If you are experiencing a period of darkness, arguably the most important thing to pay attention to is your ‘self-talk’. When things are challenging, most of us are drawn to self-criticism, which can be as simple as a fixed mindset: “I am no good at X”, instead of, “I am no good at X, YET.”

But the more insidious examples are:

Generalizing: “This ALWAYS happens to me.”

Being clairvoyant: “They thought I screwed that up….”

Only seeing the negative: “I was there for three years but failed to make the 4-year vesting.”

Here are two simple techniques I use for myself and others:

Name the voice

I first heard this when I was riding motorcycles, and a friend would refer to his ‘Throttle demon’ – It came out when he hit a long straight road and somehow found himself at 120MpH (I will admit that I also had a throttle demon, which is why I no longer ride motorcycles). I have found it very helpful to name the negative inner voice because I have decided that he is an idiot and can be told to hush.
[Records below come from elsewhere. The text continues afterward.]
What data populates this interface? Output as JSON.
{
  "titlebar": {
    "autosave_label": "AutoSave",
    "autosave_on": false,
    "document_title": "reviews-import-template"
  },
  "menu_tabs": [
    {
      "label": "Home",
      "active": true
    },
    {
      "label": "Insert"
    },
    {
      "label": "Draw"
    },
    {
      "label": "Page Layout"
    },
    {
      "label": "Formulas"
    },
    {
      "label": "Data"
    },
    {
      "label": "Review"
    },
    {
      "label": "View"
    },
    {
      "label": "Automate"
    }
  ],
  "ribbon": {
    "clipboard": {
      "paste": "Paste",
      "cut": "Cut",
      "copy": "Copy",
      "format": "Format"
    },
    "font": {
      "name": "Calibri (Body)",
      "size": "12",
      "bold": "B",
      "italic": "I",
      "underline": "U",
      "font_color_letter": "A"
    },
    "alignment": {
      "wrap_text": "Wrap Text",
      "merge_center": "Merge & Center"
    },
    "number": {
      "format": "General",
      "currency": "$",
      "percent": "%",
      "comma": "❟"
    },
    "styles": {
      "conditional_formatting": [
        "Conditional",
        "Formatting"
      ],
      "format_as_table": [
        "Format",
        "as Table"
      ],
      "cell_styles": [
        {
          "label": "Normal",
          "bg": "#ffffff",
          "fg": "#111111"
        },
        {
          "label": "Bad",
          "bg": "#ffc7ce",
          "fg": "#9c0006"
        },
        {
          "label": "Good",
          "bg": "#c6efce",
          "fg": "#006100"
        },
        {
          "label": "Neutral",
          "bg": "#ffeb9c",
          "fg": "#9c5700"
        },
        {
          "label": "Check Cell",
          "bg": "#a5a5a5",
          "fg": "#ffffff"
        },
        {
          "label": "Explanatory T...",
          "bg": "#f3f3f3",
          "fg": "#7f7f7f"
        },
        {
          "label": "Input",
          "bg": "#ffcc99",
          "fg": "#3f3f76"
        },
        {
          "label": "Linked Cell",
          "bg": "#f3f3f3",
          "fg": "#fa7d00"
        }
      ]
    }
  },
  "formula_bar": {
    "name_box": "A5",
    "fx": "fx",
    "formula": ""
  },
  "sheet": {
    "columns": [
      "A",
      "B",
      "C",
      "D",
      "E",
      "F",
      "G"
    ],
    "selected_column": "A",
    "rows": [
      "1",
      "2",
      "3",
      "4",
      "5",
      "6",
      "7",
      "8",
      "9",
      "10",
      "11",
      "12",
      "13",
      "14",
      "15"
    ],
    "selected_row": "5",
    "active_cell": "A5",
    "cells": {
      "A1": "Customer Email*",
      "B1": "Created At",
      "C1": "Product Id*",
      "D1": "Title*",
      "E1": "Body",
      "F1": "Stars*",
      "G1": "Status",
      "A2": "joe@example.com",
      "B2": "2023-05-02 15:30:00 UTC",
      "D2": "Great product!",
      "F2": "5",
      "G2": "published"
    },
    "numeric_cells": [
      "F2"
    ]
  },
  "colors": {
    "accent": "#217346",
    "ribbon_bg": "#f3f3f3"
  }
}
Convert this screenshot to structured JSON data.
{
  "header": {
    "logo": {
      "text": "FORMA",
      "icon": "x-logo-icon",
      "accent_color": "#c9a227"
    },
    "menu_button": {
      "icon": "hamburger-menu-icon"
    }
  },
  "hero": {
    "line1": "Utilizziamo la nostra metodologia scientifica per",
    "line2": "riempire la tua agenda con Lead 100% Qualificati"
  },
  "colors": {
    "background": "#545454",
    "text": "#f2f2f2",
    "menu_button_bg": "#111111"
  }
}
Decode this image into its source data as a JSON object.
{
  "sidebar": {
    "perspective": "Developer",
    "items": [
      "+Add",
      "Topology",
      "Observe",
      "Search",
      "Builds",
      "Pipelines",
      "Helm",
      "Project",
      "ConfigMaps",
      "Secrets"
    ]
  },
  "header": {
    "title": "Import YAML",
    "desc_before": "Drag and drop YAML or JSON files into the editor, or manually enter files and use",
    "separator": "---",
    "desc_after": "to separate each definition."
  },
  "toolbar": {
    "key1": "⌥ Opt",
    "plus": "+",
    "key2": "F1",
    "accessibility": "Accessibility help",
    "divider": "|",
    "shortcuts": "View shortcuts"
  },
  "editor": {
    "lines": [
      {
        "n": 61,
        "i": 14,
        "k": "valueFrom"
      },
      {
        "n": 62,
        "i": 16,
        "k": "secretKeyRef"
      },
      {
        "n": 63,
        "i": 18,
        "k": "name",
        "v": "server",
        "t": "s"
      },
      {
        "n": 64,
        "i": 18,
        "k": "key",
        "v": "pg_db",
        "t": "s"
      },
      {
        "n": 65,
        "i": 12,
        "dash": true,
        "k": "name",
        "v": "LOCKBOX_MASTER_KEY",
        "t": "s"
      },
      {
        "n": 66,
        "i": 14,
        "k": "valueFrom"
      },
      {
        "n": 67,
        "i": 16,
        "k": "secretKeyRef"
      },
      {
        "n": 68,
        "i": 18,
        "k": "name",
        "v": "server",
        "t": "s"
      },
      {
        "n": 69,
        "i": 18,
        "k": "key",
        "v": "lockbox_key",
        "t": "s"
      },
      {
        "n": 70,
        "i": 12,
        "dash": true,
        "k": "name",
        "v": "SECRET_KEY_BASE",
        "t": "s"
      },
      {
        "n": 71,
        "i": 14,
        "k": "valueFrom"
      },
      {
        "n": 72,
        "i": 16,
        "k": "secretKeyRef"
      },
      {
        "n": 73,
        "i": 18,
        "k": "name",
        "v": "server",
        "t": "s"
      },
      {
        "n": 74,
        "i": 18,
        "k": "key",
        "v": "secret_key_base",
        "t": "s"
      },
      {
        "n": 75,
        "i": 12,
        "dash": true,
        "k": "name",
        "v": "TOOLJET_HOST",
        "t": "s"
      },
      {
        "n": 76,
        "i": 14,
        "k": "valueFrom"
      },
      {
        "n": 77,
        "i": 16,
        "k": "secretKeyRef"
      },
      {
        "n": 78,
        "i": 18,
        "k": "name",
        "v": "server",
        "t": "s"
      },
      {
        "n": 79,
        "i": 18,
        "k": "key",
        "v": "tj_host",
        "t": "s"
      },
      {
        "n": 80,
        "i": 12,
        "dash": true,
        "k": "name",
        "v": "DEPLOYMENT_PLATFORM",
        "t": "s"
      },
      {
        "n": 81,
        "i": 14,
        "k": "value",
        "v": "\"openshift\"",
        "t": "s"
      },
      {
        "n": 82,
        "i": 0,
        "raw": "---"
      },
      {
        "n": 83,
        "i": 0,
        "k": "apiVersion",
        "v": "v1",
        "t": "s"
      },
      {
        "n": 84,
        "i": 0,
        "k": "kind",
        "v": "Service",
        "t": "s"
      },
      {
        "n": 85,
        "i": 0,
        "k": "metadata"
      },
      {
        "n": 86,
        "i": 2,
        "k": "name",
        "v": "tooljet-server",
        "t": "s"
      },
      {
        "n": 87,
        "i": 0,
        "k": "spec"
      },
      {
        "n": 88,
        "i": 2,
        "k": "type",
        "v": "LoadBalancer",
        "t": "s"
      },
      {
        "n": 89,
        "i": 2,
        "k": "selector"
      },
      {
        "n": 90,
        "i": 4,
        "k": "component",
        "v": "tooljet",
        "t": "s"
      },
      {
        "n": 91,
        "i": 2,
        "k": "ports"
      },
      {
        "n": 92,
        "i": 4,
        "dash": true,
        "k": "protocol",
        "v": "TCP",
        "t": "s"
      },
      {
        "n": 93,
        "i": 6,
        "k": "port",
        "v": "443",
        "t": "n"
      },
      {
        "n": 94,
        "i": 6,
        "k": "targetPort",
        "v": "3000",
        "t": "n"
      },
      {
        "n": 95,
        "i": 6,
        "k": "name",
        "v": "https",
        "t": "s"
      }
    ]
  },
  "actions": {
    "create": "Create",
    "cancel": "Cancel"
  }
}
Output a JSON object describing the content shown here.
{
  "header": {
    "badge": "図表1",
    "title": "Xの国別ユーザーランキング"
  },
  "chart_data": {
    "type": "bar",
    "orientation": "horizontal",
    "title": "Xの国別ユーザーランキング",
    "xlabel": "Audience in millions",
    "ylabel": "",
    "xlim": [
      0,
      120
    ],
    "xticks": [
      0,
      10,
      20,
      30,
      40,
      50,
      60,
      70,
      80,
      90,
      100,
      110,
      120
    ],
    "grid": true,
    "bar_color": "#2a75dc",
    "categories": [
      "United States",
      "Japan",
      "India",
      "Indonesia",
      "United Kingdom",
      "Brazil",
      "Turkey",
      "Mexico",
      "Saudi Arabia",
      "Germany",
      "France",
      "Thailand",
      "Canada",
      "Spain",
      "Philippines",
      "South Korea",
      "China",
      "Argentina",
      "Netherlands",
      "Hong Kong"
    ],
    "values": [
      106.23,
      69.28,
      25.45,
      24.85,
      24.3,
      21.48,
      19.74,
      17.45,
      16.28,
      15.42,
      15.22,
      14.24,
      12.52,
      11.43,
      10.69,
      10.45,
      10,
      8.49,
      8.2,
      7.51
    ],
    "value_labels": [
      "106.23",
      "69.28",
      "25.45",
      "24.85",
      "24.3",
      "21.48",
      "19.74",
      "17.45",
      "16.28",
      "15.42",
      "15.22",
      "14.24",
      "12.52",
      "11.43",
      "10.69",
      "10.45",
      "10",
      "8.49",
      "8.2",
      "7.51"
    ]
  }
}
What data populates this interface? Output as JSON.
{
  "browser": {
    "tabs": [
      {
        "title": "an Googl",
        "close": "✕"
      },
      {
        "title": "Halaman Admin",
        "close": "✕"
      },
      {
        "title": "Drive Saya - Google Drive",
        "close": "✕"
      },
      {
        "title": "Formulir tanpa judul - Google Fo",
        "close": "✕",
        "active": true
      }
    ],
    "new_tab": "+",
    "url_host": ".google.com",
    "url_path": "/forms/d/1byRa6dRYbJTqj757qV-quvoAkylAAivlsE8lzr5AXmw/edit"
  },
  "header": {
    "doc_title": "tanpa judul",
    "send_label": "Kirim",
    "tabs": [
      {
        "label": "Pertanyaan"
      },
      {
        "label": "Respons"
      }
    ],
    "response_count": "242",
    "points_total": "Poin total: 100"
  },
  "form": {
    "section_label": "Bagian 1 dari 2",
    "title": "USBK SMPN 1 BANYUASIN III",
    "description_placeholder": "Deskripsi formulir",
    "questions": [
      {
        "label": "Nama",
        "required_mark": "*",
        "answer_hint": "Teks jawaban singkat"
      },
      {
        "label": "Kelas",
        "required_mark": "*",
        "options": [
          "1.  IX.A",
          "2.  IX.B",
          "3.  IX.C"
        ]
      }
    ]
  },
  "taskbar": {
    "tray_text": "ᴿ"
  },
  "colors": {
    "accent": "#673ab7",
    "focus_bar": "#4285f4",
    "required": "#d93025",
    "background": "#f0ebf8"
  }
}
My voice is called, ‘Glen’ and when I catch myself in a negative moment, I will stop myself and literally internalize the phrase, ‘Thanks for your input Glen, I’ll let you know when it is required.’ Sometimes I will be slightly more emotional about it and tell ‘Glen’ to “Shut the %$#& up.”

Be a friend

A great technique (borrowed from the school of self-coaching), is where I will journal the problem/situation, and then respond to it in the voice of a friend – This is where compassion really comes in. Would a friend ever say, “You lost that job because you are no good, and you will not get another for months?” No, the journal entry will more likely be:

“You did great with all the areas under your control – Losing the job was an unfortunate circumstance and you have plenty of accomplishments and relationships that will lead you to something fantastic.”

It turns out that this is usually not enough to spin things around, but if you add some details in, then you have a strong change agent:

“In your last role you:

  • beat your targets
  • had people who really respected your opinion
  • were valuable for your ideas.”

The quick takeaways

  1. Never listen to Glen
  2. Respond to your thoughts in the voice of a friend